• [Exercise objective]: Read the records below. Copy each line where the string "Output" occurs.

#### Data section ####

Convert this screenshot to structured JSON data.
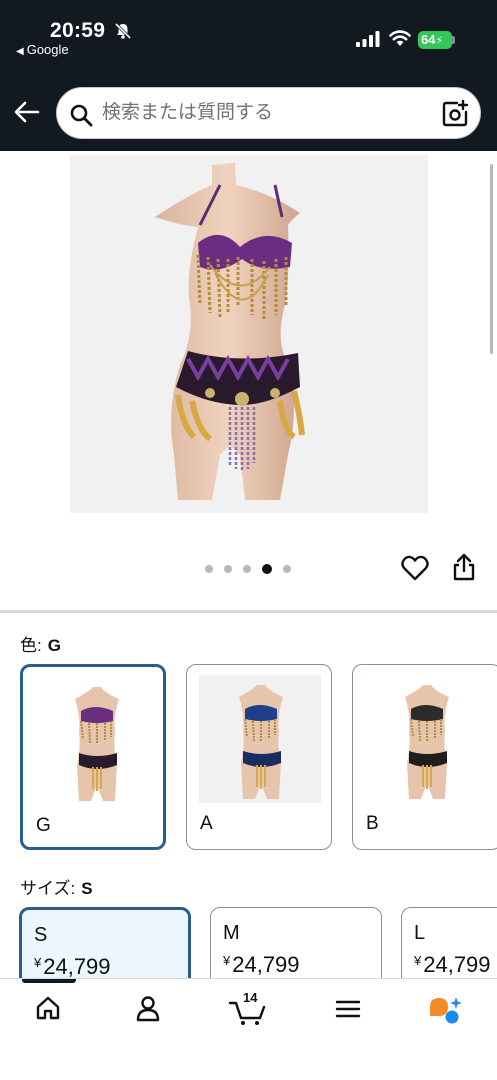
{
  "status_bar": {
    "time": "20:59",
    "back_app": "Google",
    "battery": "64",
    "battery_color": "#33c759"
  },
  "header": {
    "background_color": "#131921",
    "search_placeholder": "検索または質問する"
  },
  "gallery": {
    "image_count": 5,
    "active_index": 3
  },
  "color_selector": {
    "label": "色:",
    "selected": "G",
    "options": [
      {
        "name": "G",
        "selected": true
      },
      {
        "name": "A",
        "selected": false
      },
      {
        "name": "B",
        "selected": false
      }
    ]
  },
  "size_selector": {
    "label": "サイズ:",
    "selected": "S",
    "options": [
      {
        "size": "S",
        "currency": "¥",
        "price": "24,799",
        "selected": true
      },
      {
        "size": "M",
        "currency": "¥",
        "price": "24,799",
        "selected": false
      },
      {
        "size": "L",
        "currency": "¥",
        "price": "24,799",
        "selected": false
      }
    ]
  },
  "tab_bar": {
    "items": [
      {
        "icon": "home-icon",
        "active": true
      },
      {
        "icon": "account-icon",
        "active": false
      },
      {
        "icon": "cart-icon",
        "active": false
      },
      {
        "icon": "menu-icon",
        "active": false
      },
      {
        "icon": "rufus-assistant-icon",
        "active": false
      }
    ],
    "cart_count": "14"
  }
}
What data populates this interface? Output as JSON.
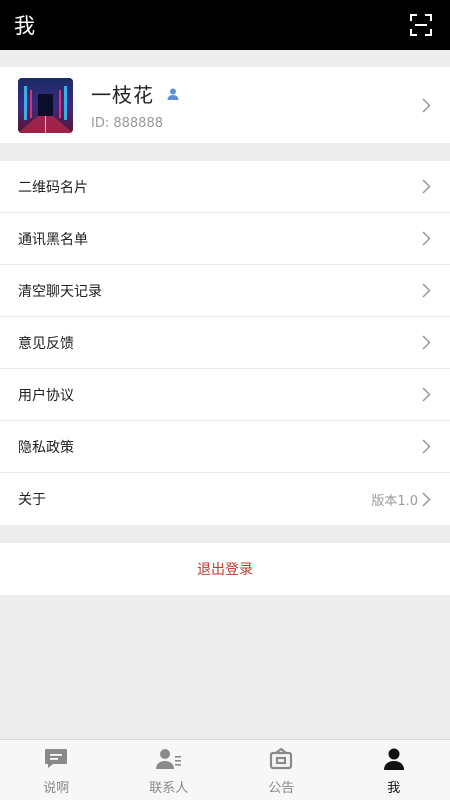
{
  "header": {
    "title": "我",
    "scan_icon": "scan-icon"
  },
  "profile": {
    "name": "一枝花",
    "id_text": "ID: 888888",
    "badge_icon": "user-badge-icon"
  },
  "menu": {
    "items": [
      {
        "label": "二维码名片",
        "value": ""
      },
      {
        "label": "通讯黑名单",
        "value": ""
      },
      {
        "label": "清空聊天记录",
        "value": ""
      },
      {
        "label": "意见反馈",
        "value": ""
      },
      {
        "label": "用户协议",
        "value": ""
      },
      {
        "label": "隐私政策",
        "value": ""
      },
      {
        "label": "关于",
        "value": "版本1.0"
      }
    ]
  },
  "logout": {
    "label": "退出登录"
  },
  "tabs": [
    {
      "label": "说啊",
      "icon": "chat-icon",
      "active": false
    },
    {
      "label": "联系人",
      "icon": "contacts-icon",
      "active": false
    },
    {
      "label": "公告",
      "icon": "announcement-icon",
      "active": false
    },
    {
      "label": "我",
      "icon": "me-icon",
      "active": true
    }
  ],
  "colors": {
    "header_bg": "#000000",
    "page_bg": "#ededed",
    "logout_text": "#c0392b",
    "badge": "#5b8fd6"
  }
}
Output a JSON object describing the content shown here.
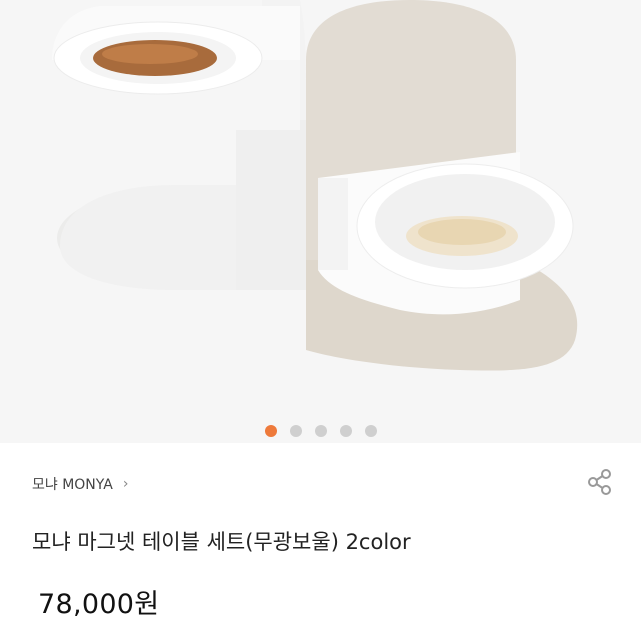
{
  "product_image": {
    "icon": "cat-bowl-table-set-photo",
    "carousel": {
      "total": 5,
      "active_index": 0
    }
  },
  "brand": {
    "name": "모냐 MONYA",
    "chevron": "›"
  },
  "product": {
    "title": "모냐 마그넷 테이블 세트(무광보울) 2color",
    "price": "78,000원"
  },
  "colors": {
    "active_dot": "#ee7a3b",
    "inactive_dot": "#cfcfcf"
  },
  "icons": {
    "share": "share-icon"
  }
}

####

• [Finished exercise]:
What data populates this interface? Output as JSON.
Output a JSON object describing the content shown here.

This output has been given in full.